Data excerpts section start

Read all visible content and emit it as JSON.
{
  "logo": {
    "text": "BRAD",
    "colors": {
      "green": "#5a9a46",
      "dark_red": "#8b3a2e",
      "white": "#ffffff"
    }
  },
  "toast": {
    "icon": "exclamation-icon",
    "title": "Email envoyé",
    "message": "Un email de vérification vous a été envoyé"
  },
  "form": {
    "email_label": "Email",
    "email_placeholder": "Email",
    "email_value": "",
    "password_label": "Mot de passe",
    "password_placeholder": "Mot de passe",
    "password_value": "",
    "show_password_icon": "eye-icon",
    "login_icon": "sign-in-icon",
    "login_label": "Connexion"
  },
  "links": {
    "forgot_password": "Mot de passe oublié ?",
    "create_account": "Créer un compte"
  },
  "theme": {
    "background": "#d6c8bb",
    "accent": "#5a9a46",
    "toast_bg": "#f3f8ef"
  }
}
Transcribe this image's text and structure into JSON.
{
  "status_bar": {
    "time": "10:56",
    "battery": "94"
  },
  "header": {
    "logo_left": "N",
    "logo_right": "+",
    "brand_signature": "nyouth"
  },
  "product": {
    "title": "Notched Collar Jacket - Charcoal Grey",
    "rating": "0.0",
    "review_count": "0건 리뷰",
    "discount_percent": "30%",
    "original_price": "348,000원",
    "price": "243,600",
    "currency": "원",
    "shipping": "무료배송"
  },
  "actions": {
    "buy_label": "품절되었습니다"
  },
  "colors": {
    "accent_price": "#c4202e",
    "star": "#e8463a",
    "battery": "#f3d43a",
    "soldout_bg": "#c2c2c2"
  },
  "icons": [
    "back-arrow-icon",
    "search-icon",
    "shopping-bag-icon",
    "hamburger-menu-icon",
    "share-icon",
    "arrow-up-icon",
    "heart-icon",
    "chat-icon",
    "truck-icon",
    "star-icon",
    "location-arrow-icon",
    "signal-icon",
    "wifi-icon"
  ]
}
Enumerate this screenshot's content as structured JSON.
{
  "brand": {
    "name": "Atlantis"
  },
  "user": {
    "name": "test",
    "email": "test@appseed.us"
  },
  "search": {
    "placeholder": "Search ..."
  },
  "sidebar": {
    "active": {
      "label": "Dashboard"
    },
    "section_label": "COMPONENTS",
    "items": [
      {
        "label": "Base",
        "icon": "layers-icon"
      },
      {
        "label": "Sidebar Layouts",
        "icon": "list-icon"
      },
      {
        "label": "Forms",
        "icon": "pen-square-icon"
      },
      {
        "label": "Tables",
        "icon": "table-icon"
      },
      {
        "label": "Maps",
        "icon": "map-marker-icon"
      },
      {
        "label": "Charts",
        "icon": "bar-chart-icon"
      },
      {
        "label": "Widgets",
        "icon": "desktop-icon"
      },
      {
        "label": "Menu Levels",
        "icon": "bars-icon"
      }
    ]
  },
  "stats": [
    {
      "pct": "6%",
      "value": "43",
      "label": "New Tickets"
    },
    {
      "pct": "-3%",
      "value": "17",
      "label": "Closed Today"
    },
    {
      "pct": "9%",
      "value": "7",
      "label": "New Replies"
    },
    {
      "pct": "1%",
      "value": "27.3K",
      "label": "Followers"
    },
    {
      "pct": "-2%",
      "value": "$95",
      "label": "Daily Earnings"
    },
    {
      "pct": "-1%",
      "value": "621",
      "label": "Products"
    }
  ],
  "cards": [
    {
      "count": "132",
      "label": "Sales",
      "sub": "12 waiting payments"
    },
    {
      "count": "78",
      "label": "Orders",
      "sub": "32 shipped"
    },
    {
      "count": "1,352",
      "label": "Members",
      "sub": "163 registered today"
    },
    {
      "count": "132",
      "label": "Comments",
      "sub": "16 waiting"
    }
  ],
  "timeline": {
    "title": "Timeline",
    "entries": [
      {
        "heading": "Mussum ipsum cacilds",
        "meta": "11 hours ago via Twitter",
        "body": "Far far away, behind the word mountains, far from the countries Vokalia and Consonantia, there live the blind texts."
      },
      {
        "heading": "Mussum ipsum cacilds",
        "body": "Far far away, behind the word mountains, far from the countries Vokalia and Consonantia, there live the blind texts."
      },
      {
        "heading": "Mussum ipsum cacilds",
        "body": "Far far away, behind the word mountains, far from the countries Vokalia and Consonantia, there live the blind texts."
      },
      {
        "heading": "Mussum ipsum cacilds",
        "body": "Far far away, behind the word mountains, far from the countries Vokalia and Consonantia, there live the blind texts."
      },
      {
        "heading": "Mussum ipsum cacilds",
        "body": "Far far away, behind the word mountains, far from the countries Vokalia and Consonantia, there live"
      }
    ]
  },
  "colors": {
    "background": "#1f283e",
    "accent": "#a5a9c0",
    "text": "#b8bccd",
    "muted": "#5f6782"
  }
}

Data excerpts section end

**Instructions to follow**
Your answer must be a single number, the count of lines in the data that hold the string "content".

**Expected answer**
2